### Task prompt
Below are entries. Pull out all lines containing "icon".

### Information shown
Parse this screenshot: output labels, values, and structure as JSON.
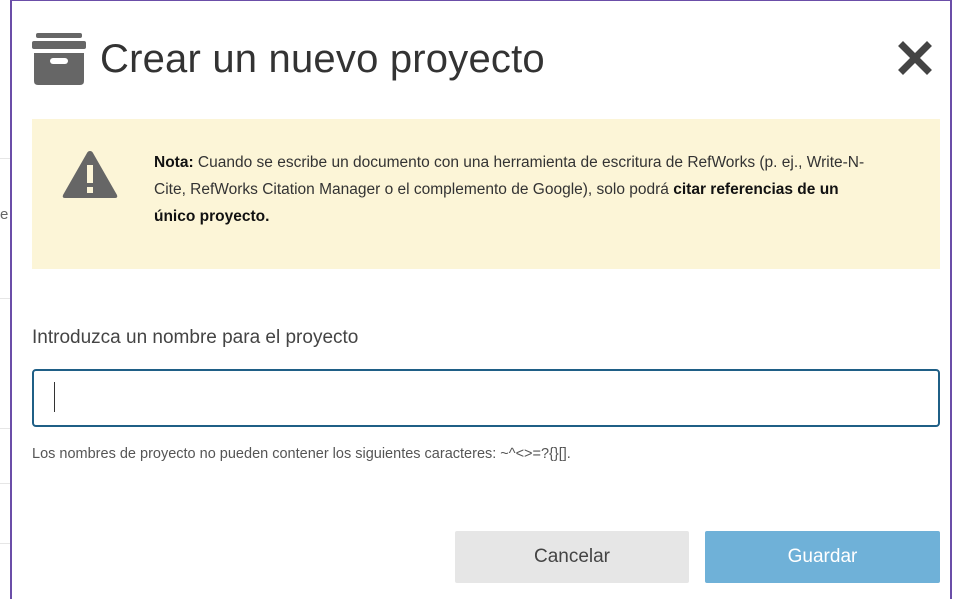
{
  "modal": {
    "title": "Crear un nuevo proyecto",
    "header_icon": "archive-box-icon",
    "close_icon": "close-x-icon"
  },
  "note": {
    "icon": "warning-triangle-icon",
    "label": "Nota:",
    "text": " Cuando se escribe un documento con una herramienta de escritura de RefWorks (p. ej., Write-N-Cite, RefWorks Citation Manager o el complemento de Google), solo podrá ",
    "emphasis": "citar referencias de un único proyecto."
  },
  "form": {
    "name_label": "Introduzca un nombre para el proyecto",
    "name_value": "",
    "help_text": "Los nombres de proyecto no pueden contener los siguientes caracteres: ~^<>=?{}[]."
  },
  "buttons": {
    "cancel_label": "Cancelar",
    "save_label": "Guardar"
  },
  "background": {
    "left_fragment": "e"
  },
  "colors": {
    "modal_border": "#6b4ea8",
    "note_background": "#fcf5d7",
    "input_border": "#1f5f86",
    "save_button": "#6fb1d8",
    "cancel_button": "#e6e6e6"
  }
}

### Response box
    "header_icon": "archive-box-icon",
    "close_icon": "close-x-icon"
    "icon": "warning-triangle-icon",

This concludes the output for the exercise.